More firms could be forced to hand equity of their businesses to banks and lenders to stop the company collapsing according to a leading insolvency expert.
Andrew Walker, a Partner at Irwin Mitchell and Vice Chairman for the Yorkshire region of R3, spoke out after the UK’s largest photographic retailer Jessops gave control of its business to HSBC in a debt-for equity deal that saved 2,000 jobs.
Unable to secure support from its suppliers, Jessops sold its assets to a new company 47 per cent owned by HSBC and 33 per cent owned by pension trustees, with the remaining 20 per cent held by an employee trust.
Andrew Walker said: "These sorts of deals are becoming more common, especially where there are large pension scheme deficits to be dealt with.
"It is not unusual for a company to have a pension scheme deficit which equals or outweighs its bank debt.
"Because the deficit and bank debt are so large, if a company can reach an agreement with these two creditors to restructure the debt then this can lead to the survival of the company as a going concern.
"With current asset values still extremely low the alternative - administration or liquidation - will result in very little return to any creditors."
He added that firms concerned about their debt levels should seek advice as quickly as possible about how best to restructure their finances, especially with the key Christmas trading period set to begin.
Andrew added: "A proactive and early approach to restructuring debt will help struggling companies gain the crucial breathing space they need to stay afloat over the Christmas period.

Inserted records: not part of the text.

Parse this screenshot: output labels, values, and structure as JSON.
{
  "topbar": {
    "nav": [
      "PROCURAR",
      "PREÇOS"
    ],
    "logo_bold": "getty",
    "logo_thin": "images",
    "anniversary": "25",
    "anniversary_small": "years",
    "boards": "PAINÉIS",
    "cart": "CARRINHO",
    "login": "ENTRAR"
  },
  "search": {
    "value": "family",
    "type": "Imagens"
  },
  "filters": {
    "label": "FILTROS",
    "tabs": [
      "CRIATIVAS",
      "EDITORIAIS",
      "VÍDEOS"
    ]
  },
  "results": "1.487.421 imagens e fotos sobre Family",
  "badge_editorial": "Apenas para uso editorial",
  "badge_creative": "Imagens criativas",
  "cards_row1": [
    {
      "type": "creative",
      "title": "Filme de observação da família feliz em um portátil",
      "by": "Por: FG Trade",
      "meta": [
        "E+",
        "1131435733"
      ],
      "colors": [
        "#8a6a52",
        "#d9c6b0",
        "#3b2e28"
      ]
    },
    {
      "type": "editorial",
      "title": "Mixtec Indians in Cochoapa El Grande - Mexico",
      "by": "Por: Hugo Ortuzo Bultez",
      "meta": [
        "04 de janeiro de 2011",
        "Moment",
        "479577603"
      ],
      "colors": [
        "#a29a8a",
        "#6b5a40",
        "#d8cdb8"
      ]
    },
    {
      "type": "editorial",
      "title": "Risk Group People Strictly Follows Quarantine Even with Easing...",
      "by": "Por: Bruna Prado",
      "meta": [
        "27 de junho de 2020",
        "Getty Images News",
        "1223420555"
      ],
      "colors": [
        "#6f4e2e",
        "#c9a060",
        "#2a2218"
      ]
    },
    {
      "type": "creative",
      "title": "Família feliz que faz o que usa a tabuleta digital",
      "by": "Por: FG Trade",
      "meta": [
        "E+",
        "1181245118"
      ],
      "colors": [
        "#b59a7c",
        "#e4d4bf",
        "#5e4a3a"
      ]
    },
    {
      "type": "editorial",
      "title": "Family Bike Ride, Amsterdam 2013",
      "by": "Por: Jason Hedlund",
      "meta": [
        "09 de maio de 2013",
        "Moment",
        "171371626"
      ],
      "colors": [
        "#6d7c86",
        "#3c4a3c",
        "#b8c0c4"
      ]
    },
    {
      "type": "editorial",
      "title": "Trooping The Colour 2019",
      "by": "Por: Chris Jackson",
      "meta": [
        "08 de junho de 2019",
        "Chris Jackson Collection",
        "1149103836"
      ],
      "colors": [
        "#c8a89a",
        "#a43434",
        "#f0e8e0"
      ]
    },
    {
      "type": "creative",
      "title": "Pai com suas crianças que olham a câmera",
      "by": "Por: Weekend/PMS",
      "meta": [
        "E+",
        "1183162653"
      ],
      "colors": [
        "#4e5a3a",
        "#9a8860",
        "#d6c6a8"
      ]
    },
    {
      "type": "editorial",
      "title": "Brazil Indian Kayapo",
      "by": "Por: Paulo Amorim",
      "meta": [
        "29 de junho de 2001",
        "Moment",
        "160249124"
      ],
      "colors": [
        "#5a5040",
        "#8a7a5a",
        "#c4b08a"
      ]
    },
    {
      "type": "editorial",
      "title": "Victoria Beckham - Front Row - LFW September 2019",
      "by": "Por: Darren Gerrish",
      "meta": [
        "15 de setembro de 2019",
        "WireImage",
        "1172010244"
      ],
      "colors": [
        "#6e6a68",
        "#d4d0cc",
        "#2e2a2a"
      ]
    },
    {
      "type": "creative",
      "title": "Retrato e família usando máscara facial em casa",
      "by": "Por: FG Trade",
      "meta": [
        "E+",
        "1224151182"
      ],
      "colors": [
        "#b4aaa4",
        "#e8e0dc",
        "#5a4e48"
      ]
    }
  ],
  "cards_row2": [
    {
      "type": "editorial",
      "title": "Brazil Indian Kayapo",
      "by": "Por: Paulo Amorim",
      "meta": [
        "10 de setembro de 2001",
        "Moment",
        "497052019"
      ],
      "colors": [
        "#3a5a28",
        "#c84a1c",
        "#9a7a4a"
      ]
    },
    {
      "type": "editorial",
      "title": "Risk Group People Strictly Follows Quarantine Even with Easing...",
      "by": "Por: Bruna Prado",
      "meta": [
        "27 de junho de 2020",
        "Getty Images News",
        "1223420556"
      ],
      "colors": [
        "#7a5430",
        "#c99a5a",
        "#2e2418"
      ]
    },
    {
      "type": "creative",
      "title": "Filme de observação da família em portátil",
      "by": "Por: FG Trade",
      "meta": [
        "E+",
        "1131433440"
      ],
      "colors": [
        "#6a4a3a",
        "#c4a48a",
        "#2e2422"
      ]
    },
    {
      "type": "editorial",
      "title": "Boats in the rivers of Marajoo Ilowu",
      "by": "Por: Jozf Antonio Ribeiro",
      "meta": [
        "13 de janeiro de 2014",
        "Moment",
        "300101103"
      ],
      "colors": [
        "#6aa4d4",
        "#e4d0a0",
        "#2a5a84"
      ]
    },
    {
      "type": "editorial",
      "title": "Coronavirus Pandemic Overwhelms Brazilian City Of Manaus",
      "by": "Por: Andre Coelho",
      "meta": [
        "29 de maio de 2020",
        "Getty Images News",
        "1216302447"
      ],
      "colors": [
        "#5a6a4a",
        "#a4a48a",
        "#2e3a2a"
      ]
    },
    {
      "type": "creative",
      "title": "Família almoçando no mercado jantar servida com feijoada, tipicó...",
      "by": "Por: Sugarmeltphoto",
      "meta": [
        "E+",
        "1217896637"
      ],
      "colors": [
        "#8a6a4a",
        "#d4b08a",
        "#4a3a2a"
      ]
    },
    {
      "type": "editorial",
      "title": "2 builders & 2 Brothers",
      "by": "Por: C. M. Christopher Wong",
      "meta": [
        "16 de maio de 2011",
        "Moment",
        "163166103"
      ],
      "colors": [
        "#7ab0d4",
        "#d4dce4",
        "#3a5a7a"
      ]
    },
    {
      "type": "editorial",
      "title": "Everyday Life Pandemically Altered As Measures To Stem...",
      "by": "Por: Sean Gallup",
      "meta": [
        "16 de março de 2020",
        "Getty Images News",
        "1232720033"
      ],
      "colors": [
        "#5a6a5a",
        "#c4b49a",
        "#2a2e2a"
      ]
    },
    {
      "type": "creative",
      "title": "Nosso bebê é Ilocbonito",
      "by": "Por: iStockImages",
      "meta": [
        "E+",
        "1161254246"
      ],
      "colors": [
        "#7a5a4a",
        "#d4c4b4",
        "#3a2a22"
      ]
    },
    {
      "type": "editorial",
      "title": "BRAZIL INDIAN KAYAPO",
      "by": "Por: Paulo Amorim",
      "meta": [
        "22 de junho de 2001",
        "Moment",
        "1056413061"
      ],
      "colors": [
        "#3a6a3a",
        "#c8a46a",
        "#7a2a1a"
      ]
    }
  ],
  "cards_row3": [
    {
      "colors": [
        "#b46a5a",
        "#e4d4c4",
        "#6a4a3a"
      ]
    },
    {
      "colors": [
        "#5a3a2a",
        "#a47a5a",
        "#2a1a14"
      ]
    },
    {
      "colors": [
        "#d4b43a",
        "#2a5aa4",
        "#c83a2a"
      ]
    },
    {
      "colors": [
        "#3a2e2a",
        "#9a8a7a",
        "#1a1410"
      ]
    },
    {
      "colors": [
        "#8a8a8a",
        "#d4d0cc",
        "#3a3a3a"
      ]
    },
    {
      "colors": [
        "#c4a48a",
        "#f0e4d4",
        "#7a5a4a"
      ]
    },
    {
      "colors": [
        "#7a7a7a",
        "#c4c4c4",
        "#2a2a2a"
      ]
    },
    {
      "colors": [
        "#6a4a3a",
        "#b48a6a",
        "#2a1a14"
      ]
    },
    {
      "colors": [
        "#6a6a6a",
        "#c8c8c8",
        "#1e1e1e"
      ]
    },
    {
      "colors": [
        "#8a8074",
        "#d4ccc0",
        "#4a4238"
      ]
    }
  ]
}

"It will also reduce the risk of them having to sign over a significant proportion of their business to someone else and give them a more secure foundation for the future."